Annie Davison, as the malicious schoolgirl Mary Tilford, is particularly memorable. The extremity of her actions, coupled with her blatant psychopathic tendencies, leave the audience engrossed with her every movement. Her characterization as an unnaturally impatient child only compliments the idea that no character within the play is able to control her. Georgina Armfield (Karen Wright) also stood out with her consistent gentleness. She is seldom confrontational with her accusers and generally fragile as the problems begin to escalate. As she physically holds herself together, Armfield is fully convincing as a pained woman on the verge of falling apart. The rest of the cast must also be commended for being on par in their skill with these two particular actresses.
The venue unfortunately appeared to be mostly unsuitable for the production. Although the confidential act of whispering a secret is mirrored by the intimacy of Hatfield Chapel, beyond this the venue is exhausted of its usefulness.

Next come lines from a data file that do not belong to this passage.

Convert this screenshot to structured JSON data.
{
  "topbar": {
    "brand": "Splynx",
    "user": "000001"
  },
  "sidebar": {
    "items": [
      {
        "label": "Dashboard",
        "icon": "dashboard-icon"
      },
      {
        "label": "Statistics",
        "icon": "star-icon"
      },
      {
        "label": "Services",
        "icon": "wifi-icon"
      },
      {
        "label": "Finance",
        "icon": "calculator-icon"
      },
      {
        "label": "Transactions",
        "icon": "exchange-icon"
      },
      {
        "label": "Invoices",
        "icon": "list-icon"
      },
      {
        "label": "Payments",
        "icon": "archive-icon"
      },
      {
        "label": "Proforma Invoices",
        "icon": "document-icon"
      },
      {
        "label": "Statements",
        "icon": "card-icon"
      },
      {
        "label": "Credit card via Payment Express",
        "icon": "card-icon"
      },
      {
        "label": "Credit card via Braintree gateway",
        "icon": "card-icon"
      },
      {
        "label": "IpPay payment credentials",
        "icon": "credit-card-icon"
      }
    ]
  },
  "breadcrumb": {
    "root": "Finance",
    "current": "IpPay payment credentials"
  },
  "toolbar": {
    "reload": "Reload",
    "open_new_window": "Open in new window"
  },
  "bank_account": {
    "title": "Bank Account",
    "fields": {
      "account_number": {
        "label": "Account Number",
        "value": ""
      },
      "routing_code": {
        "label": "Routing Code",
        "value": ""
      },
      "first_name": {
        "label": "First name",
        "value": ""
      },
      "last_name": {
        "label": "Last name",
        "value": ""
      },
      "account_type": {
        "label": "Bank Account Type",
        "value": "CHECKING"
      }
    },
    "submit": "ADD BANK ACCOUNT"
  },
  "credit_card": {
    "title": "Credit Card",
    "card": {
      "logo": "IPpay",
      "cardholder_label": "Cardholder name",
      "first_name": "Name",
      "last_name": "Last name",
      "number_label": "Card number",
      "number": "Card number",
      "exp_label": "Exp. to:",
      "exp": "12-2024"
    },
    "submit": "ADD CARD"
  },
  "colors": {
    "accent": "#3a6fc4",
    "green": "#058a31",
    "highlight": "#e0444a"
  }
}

Although most of the action is positioned comfortably in front of the audience, a considerable portion of it was moved off to the side onto the space of the altar. This was not only difficult to see, but as the actors did not project sufficiently much of the dialogue was lost. Similarly, when the action moved to the narrow space between the rows of audience members they were often faced to one side so that the others lost a crucial portion of their facial expressions. This meant that audience had to make a large effort to become really immersed in the action.
After the pacing and shouting of the first half of the play, the decision to make the second half more static was very fitting. The second half oversees the survivors of the scandal attempting to make the best out of the effects of the storm of controversy. Armfield (Karen Wright) and Izzy Mitchell (Martha Dobie) presented two women who were no longer raving but quietly miserable. It is the lack of movement which allowed the audience to acquire a much-needed focus on the dialogue. Unfortunately, it was also the occasion when the discordant jumble of American accents became most noticeable. The only member of the cast who had a clear grasp on her accent throughout was Carrie Gaunt (Lily Mortar).
There is still much room left for improvement and a few amendments would not go amiss in making this play truly a hit. However, if you’re looking for a heart-wrenching drama with an excellent cast, you can be sure to find it in this production.
Until 19 June at Hatfield Chapel.
Photo: Izzie Price